* **What you need to do**
With every picture left out, give the data below back exactly.

━━━━━━━━━━

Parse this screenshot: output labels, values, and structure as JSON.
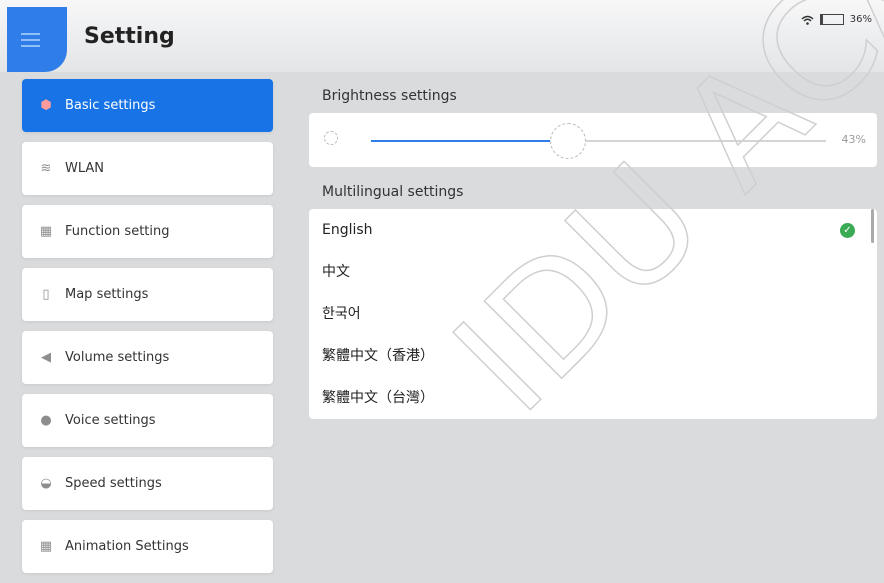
{
  "header": {
    "title": "Setting",
    "battery": "36%"
  },
  "sidebar": {
    "items": [
      {
        "label": "Basic settings",
        "icon": "gear-icon"
      },
      {
        "label": "WLAN",
        "icon": "wifi-icon"
      },
      {
        "label": "Function setting",
        "icon": "grid-icon"
      },
      {
        "label": "Map settings",
        "icon": "map-icon"
      },
      {
        "label": "Volume settings",
        "icon": "volume-icon"
      },
      {
        "label": "Voice settings",
        "icon": "chat-bubble-icon"
      },
      {
        "label": "Speed settings",
        "icon": "speedometer-icon"
      },
      {
        "label": "Animation Settings",
        "icon": "grid-icon"
      }
    ]
  },
  "brightness": {
    "title": "Brightness settings",
    "value": 43,
    "value_label": "43%"
  },
  "language": {
    "title": "Multilingual settings",
    "options": [
      "English",
      "中文",
      "한국어",
      "繁體中文（香港）",
      "繁體中文（台灣）"
    ],
    "selected": "English"
  },
  "colors": {
    "accent": "#1874e6",
    "check": "#3aaa55"
  }
}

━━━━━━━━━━

* **Exercise response**
Parse this screenshot: output labels, values, and structure as JSON.
{
  "header": {
    "title": "Setting",
    "battery": "36%"
  },
  "sidebar": {
    "items": [
      {
        "label": "Basic settings",
        "icon": "gear-icon"
      },
      {
        "label": "WLAN",
        "icon": "wifi-icon"
      },
      {
        "label": "Function setting",
        "icon": "grid-icon"
      },
      {
        "label": "Map settings",
        "icon": "map-icon"
      },
      {
        "label": "Volume settings",
        "icon": "volume-icon"
      },
      {
        "label": "Voice settings",
        "icon": "chat-bubble-icon"
      },
      {
        "label": "Speed settings",
        "icon": "speedometer-icon"
      },
      {
        "label": "Animation Settings",
        "icon": "grid-icon"
      }
    ]
  },
  "brightness": {
    "title": "Brightness settings",
    "value": 43,
    "value_label": "43%"
  },
  "language": {
    "title": "Multilingual settings",
    "options": [
      "English",
      "中文",
      "한국어",
      "繁體中文（香港）",
      "繁體中文（台灣）"
    ],
    "selected": "English"
  },
  "colors": {
    "accent": "#1874e6",
    "check": "#3aaa55"
  }
}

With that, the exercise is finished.